Yet the contract value was increased twice, from $110,000 to $319,000, and a related $75,000 contract added – for a total value of almost $400,000. BPA even made the peculiar decision to fund the contract from its Technical Services division, which placed the Scope of Work outside the Northwest Power and Conservation Council’s review. The contract’s conclusions were thoroughly debunked in a scathing memo by none other than the Fish Passage Center, which summarized (boldface in original)

“Our overall conclusion of this review is that Welch et al. (2020) is technically flawed. Therefore, their contentions that Columbia River rebuilding targets may be unachievable, that broad oceanic factors are a primary driving force in Chinook salmon survival coast- wide, and that freshwater management and mitigation activities are misdirected are not supported by the considerable body of available scientific information. Quantitative analysis of their own selected data sets does not support their conclusions. Our primary conclusions are listed below, followed by detailed discussions of each point…”

Apparently, then, the Fish Passage Center / CSS has committed two offenses in BPA’s eyes: consistently enumerating the deleterious impact of the hydro system on endangered salmon and steelhead populations, and criticizing the special project for which BPA contracted amidst a programmatic spending freeze. This context is inseparable from BPA’s rejection of CSS budget increase requests, commensurate with BPA-approved cost increases from hardware vendors. This context is also inseparable from the agency’s rejection of the collaborative “portfolio approach” to sustaining the CSS. And this context is further inseparable from BPA extending a giant bureaucratic middle finger to CSS partners by instead allocating savings within the Fish and Wildlife program to the U.S. Army Corps of Engineers – for activities the USACE is supposed to be conducting, regardless.
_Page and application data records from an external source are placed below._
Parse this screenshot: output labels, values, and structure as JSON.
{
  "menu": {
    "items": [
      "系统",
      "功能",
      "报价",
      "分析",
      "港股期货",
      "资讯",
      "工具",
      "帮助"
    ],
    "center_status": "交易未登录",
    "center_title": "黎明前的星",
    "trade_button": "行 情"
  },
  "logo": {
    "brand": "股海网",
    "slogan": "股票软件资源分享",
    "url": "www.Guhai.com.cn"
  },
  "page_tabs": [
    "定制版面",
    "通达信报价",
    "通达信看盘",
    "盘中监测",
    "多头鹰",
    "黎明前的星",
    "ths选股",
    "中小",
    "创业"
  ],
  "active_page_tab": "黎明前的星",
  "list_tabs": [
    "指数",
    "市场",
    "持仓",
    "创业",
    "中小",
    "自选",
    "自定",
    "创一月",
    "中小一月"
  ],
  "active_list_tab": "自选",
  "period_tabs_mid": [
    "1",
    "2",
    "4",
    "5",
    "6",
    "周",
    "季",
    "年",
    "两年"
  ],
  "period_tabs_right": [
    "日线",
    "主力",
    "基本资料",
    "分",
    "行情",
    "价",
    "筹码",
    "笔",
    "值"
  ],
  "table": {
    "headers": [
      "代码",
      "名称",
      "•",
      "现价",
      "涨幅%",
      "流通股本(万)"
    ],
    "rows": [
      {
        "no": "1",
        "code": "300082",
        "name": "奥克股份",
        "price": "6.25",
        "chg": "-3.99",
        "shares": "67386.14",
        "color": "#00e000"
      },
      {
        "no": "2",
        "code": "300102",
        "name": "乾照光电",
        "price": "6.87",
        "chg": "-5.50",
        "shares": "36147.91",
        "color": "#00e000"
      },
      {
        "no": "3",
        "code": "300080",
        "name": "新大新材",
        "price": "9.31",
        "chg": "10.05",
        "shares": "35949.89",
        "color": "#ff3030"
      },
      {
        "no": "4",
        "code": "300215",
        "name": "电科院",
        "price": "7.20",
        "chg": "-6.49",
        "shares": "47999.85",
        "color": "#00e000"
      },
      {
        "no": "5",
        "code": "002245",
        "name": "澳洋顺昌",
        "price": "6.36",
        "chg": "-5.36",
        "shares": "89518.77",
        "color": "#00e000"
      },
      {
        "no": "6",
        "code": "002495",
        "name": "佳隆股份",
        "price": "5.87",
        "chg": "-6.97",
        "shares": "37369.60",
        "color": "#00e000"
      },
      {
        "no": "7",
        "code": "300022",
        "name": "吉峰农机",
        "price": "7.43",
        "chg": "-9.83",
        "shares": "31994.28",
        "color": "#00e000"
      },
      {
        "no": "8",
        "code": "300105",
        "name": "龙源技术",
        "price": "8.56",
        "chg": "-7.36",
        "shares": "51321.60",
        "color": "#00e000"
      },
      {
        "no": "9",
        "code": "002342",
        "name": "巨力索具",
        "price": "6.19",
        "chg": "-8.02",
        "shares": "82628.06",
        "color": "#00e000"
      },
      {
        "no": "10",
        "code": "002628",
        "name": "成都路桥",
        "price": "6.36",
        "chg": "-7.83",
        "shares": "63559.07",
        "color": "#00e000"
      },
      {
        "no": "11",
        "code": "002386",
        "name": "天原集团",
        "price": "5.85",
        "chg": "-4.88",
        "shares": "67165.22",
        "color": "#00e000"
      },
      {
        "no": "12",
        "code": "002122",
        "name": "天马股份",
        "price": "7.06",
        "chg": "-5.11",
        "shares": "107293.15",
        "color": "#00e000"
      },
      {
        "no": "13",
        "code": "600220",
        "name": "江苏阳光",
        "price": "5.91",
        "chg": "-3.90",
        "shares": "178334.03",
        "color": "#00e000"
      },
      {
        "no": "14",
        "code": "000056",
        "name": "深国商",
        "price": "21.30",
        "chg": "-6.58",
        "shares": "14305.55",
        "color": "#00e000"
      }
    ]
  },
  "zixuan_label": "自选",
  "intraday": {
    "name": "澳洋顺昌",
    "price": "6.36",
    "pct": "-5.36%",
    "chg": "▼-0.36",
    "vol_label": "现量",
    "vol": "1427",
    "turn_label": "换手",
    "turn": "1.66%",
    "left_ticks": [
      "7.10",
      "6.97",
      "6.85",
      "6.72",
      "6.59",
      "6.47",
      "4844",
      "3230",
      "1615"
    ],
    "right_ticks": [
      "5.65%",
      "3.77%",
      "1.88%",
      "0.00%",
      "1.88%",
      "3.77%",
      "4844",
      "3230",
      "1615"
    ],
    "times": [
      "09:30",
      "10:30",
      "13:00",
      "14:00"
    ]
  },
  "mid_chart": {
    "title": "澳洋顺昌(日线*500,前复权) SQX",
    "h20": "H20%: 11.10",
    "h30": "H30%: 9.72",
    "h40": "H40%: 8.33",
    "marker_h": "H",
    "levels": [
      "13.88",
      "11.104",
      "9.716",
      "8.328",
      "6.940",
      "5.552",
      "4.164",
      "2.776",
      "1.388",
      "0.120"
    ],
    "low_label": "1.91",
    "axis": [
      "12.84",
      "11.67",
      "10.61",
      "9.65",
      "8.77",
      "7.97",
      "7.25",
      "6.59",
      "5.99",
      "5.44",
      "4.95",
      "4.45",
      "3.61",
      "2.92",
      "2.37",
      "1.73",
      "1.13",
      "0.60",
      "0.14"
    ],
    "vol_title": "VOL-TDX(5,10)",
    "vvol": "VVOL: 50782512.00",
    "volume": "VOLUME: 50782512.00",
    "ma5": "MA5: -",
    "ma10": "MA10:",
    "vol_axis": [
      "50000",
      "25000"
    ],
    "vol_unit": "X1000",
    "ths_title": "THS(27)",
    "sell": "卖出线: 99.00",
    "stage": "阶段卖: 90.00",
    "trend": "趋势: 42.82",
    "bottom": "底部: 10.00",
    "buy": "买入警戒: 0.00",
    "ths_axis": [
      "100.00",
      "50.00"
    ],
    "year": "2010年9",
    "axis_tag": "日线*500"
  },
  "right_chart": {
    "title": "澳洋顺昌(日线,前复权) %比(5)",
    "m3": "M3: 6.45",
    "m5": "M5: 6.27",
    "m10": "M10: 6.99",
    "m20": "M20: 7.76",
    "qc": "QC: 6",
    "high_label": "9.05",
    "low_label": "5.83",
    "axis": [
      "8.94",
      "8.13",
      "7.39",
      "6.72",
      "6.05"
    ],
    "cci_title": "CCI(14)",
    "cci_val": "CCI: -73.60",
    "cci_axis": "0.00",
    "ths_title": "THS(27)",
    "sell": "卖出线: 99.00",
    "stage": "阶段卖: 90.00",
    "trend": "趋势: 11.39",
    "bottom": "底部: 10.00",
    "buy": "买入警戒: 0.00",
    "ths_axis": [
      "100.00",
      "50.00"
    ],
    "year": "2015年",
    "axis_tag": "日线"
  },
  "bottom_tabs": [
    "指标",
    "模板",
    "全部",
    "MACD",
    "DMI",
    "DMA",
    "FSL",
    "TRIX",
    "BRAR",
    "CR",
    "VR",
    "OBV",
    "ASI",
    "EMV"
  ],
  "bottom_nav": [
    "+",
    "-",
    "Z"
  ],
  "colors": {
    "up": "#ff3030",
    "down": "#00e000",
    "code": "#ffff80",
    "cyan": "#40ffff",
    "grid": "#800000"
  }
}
BPA isn’t accountable for this behavior. The agency has purchased lots of influence in the region, and its control over scientific research, monitoring, and habitat restoration funding gives it profound leverage over the organizations and agencies needing allocations to do the work. Among many other distortions, this power dynamic produced the 2008 Fish Accords (and their 2018 renewal) – BPA’s “legal bribeof dependent Tribal and State fisheries programs, which signed away their right to advocate for dam removal in exchange for habitat restoration and hatchery program funding that BPA is unambiguously required to provide, anyway. And now this dynamic threatens the region’s priority program for monitoring salmon and steelhead through the hydro system and what’s left of the river.




  1. “In relative terms, the greatest benefits are seen when the four Lower Snake River dams are breached and the four Middle Columbia River projects spill to 125% TDG levels in the tailrace “ 2019 CSS Annual Report, pg. 54